Evelyn Ofori-Koree Esq, alumna, Law LLB Hons
Evelyn managed to work alongside her full-time degree and is now Vice-Chair of the Ethnic Minority Lawyers Division and the Director at Descartes Solicitors
Finding LSBU was a bit of a fluke
A work colleague had asked me to accompany her to an ‘Open Day’. There, the conversations I had with administrators and students about the university convinced me that LSBU would meet both my academic and pastoral needs as a mature student, so I enrolled on the LLB degree course.
Full-time student and worker
Although I was a full-time student, I also worked three nights a week as a Healthcare Assistant.
This meant having to maximise all my time and use all of the resources available to me from the LSBU library. For additional support, I was also member of several study groups. Nevertheless, I felt it was important to engage in law-related extra-curricular activities, including internal and external mooting competitions, work experience at the Southward Mediation Centre, mini-pupillages, and clerking at a law firm. I was also part of the editorial team and contributor that published a law magazine “The Brief”. I was a busy student.
Almost every lecturer and fellow student I encountered at LSBU inspired me and helped nurture the very positive experience I had. A number of lecturers stand out - Caron Thatcher, Dr Michael Rodney, Andy Unger, Jeffery Lever, Louise Andronicou, Michael Molan, Chris Shepherd, Katherine Stylianou and Gaye Moran who all supported me. I have also kept in touch with a number of fellow students who were as supportive and are all now successful lawyers including Hina Rai, who was also recently appointed a judge.
I am a firm believer in peer support, and my most influential relationships have been those formed at various stages of my academic and professional life.
On leaving LSBU, and with the encouragement and support of Dr Michael Rodney, I applied for and was successfully awarded a Wolfson Scholarship from Lincoln’s Inn.
Therefore, I completed a full-time BPTC (Bar Professional Training course) at City University, and a full-time LLM at the University of Cambridge. Although I had academic successes and extensive legal and non-legal work experience, the networks that I developed whilst at LSBU were crucial during my employment search, and ultimately securing my initial employment.
Having entered education in the UK as an international student from a different cultural background, I struggled with the so-called “imposter syndrome” which still rears its ugly head from time to time.
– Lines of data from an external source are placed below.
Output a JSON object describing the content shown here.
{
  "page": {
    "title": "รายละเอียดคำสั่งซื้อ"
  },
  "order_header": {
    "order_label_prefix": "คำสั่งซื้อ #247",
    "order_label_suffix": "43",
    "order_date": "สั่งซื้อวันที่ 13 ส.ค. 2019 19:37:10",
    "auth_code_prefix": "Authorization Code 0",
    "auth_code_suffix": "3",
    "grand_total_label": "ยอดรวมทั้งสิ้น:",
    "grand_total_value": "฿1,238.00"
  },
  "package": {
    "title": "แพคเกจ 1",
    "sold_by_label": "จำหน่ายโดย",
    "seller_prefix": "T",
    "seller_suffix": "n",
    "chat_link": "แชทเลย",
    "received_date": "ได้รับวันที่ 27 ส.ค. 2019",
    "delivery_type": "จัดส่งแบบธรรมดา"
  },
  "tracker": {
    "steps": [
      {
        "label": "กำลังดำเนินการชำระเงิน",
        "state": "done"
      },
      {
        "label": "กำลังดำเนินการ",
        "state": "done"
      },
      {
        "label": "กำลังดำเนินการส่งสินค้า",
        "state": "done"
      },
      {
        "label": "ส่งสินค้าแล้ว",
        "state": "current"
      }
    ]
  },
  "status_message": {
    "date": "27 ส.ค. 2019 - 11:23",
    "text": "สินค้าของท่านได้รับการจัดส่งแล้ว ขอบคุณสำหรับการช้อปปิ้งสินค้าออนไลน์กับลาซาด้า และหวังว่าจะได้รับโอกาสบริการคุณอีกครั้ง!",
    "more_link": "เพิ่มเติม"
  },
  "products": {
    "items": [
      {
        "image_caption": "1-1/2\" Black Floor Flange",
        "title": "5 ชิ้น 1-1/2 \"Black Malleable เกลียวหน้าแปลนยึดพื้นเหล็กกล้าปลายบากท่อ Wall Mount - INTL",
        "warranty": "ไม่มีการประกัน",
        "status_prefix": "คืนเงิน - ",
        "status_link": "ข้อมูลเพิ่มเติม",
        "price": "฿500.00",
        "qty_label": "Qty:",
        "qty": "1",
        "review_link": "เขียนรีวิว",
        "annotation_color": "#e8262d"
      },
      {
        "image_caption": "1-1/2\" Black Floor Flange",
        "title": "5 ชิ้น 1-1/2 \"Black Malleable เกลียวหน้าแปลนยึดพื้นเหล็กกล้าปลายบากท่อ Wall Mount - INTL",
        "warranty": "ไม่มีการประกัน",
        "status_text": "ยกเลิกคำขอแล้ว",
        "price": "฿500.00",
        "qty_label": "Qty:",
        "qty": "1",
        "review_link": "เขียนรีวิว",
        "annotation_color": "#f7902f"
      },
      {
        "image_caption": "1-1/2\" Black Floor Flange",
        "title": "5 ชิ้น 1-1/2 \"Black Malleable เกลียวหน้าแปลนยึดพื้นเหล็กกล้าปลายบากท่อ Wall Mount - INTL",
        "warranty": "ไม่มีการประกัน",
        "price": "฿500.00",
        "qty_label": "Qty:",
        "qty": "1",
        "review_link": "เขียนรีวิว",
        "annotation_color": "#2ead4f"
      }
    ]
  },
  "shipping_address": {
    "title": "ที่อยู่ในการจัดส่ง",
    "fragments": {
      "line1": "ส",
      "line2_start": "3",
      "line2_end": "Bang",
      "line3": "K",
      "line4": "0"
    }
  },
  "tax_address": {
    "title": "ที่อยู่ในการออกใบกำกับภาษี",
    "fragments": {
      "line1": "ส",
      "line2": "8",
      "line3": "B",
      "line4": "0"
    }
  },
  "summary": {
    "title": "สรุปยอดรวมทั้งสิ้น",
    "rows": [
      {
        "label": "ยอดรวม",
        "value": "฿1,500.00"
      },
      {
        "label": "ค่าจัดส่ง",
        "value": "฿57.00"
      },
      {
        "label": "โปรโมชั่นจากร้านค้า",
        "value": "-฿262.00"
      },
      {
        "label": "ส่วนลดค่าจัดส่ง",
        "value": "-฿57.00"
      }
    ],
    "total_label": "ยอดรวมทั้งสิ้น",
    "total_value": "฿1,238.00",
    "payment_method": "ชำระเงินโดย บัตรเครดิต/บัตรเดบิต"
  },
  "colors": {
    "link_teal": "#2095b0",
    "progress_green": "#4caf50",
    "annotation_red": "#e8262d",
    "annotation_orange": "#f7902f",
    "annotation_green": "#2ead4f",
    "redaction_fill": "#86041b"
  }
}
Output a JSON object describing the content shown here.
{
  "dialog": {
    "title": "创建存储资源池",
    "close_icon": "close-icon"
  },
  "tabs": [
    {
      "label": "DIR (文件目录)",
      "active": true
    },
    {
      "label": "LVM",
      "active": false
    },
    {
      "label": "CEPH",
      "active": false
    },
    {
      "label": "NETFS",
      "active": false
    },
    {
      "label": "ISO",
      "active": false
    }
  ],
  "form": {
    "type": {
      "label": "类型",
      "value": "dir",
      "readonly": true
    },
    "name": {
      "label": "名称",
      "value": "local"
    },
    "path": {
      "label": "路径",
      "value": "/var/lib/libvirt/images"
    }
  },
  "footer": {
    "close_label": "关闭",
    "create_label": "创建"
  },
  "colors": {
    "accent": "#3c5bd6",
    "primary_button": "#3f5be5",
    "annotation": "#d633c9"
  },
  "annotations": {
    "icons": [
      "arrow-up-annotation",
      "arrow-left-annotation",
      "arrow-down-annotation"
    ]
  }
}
In a conscious effort to overcome this. I regularly set career goals and work towards them, and continue to recognise that everyone deserves a seat at the table.
The Law Society
I have many examples where I have often let work stress prevent me from engaging in wider professional matters. Almost 6 years ago, I began to set small goals to try to engage with my profession more. This led to my current voluntary positions on The Law Society, where I am now a Council Member, Vice-Chair of the Ethnic Minority Lawyers Division and also Committee Member of the Policy and Regulatory Affairs Committee and the Regulatory Processes Committee.
Opportunities and support
It is important to me to lift others as I climb my career ladder, giving opportunities to those seeking work experience, mentoring or information to support their legal career and share knowledge that I have acquired along the way. My firm, Descartes Solictiors, offers a number of summer internships, and through the voluntary work with the Law Society, I am able to support and implement a number of BAME focused projects and contribute to changes within the profession.
I would encourage aspiring lawyers to look at other areas of work, particularly government, UN and in-house opportunities for work experience and employment. It is important to appreciate that legal professionals operate in a myriad of settings, and not just in a firm or in chambers.
I am a very proud LSBU alumna and as I mentioned the relationships I forged during my days as a student are invaluable. I think it is important to continue to engage with my alma mater and share my knowledge and experience with others.